### WORK REQUIRED
Out of the listing below, copy every line that carries the string "data".

### PROVIDED RECORDS
======

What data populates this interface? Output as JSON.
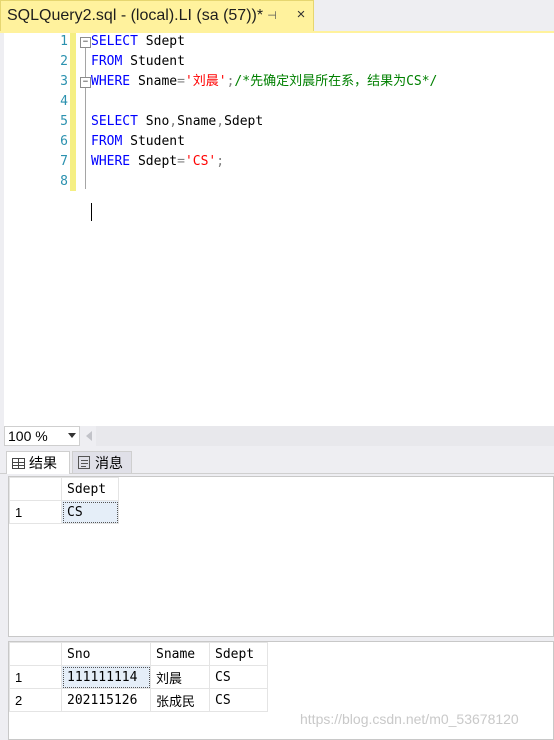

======

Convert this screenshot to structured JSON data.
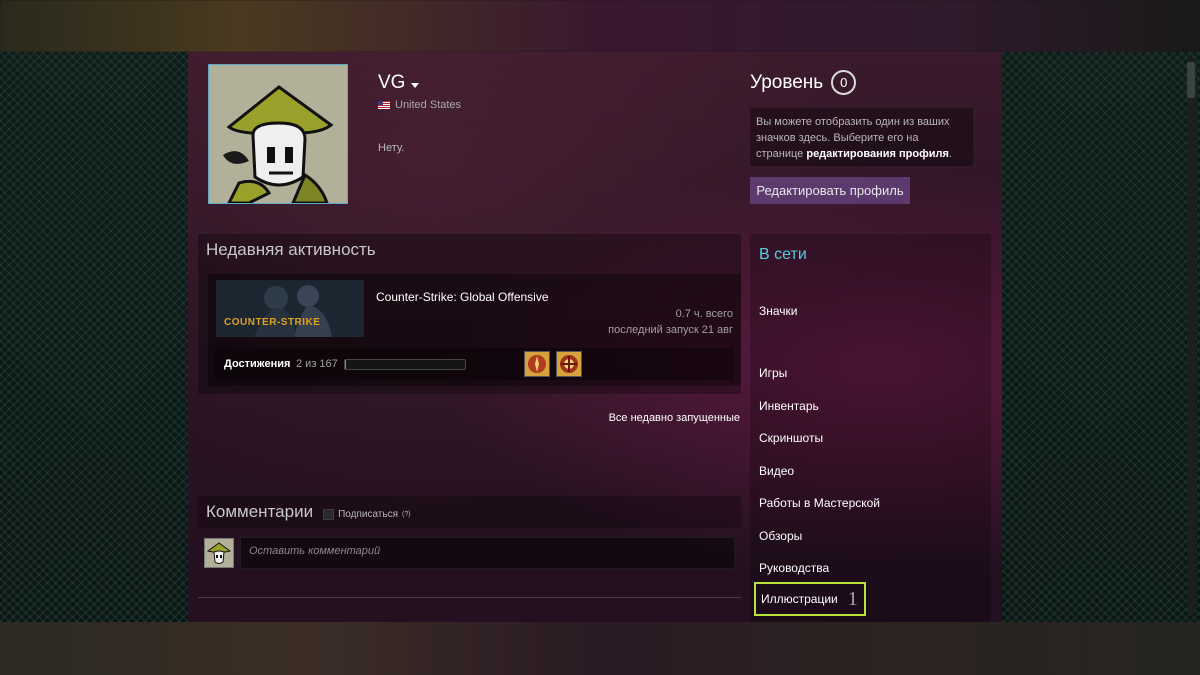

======

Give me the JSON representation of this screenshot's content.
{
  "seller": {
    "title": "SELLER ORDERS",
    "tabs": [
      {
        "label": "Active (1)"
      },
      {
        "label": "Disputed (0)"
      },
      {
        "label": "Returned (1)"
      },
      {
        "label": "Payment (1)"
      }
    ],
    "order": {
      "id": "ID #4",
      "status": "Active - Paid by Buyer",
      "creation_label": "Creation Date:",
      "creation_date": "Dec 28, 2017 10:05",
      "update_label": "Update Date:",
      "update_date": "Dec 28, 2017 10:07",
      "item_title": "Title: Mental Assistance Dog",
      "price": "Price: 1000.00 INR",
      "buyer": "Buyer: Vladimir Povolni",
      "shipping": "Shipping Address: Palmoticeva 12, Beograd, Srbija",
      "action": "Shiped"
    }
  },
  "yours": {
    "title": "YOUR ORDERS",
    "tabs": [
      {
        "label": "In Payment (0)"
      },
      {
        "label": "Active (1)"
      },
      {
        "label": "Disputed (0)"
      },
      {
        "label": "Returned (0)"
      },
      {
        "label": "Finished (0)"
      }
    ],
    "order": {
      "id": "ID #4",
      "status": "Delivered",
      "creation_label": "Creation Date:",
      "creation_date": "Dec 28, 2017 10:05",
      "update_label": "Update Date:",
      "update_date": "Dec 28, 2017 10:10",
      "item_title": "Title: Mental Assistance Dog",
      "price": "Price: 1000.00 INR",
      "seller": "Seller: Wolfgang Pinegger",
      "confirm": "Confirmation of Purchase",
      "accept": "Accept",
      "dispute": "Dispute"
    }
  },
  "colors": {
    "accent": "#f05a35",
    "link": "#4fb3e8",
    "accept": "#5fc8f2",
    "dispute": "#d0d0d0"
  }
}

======

### REPLY TO THE EXERCISE
What data populates this interface? Output as JSON.
Convert this screenshot to structured JSON data.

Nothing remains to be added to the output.